_Task details_: Go through the entries, filter for the word "KB증권", and copy every line that has it.

_Page and application data records_:
····················
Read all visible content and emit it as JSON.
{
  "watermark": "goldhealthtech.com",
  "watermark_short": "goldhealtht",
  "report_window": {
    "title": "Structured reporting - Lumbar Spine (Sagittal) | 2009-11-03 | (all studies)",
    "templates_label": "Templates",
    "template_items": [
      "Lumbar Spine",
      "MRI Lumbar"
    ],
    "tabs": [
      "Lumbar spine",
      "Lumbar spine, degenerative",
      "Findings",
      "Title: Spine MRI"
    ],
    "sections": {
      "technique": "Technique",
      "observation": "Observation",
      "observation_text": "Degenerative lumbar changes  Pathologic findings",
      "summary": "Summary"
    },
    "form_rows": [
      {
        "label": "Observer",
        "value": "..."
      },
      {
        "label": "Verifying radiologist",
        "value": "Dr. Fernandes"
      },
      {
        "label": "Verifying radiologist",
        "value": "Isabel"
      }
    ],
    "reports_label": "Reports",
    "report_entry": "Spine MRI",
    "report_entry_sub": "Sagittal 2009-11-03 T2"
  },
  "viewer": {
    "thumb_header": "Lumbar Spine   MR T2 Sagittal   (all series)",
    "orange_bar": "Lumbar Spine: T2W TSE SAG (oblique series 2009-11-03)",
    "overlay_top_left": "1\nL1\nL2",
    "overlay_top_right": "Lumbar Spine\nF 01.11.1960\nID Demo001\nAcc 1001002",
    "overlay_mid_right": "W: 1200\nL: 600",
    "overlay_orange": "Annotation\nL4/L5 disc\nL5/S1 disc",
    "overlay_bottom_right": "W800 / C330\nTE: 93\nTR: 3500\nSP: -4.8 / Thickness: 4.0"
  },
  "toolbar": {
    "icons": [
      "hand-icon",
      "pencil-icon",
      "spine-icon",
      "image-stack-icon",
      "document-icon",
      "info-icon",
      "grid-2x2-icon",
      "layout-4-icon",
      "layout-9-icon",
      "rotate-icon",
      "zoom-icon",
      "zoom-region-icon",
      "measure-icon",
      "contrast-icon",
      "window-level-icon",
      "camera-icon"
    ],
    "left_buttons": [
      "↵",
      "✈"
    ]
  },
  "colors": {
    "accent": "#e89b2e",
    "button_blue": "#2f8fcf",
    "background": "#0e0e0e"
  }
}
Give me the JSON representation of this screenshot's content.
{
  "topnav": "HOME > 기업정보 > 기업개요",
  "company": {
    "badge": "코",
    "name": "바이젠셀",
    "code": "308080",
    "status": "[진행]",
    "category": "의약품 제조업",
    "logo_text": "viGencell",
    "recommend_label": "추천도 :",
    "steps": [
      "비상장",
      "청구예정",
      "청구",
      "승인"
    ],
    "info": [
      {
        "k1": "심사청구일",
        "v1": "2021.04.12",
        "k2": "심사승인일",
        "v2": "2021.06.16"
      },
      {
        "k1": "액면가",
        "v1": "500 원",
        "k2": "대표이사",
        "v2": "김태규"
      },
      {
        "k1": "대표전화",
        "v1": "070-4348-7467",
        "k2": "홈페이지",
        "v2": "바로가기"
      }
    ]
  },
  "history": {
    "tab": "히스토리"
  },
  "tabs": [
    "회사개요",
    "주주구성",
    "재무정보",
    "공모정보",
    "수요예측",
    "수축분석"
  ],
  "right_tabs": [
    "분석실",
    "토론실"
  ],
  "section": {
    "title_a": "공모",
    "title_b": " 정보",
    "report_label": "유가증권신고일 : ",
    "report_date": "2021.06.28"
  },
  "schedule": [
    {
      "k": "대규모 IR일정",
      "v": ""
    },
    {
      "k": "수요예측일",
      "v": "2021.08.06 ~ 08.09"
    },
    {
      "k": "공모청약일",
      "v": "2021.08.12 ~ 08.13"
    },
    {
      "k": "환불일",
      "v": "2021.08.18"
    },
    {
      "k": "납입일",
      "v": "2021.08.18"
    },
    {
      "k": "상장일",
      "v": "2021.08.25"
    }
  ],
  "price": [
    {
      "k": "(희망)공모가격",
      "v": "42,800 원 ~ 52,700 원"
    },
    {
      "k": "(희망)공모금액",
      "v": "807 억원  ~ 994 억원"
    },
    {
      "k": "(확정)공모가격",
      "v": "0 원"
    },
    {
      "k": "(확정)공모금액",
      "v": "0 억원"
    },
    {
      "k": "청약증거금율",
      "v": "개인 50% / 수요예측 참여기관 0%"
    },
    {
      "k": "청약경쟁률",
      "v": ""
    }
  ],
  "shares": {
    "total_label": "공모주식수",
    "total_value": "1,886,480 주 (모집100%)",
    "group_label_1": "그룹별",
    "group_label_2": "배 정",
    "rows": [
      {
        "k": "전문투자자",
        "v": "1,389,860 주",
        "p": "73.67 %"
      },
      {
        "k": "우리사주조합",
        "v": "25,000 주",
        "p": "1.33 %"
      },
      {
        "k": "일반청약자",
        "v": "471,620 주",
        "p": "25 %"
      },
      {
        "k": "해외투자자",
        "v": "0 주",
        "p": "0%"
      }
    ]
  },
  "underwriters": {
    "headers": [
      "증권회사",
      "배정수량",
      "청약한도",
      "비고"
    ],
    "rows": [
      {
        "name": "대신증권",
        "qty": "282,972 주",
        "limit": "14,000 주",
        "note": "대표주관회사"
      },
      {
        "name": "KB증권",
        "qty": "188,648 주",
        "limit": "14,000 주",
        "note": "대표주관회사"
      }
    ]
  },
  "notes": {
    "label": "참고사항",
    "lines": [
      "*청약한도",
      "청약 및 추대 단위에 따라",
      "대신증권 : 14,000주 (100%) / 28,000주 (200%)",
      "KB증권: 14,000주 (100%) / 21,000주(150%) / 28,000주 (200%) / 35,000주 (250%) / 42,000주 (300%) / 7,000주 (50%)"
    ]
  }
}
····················
_Written answer_:
        "name": "KB증권",
      "KB증권: 14,000주 (100%) / 21,000주(150%) / 28,000주 (200%) / 35,000주 (250%) / 42,000주 (300%) / 7,000주 (50%)"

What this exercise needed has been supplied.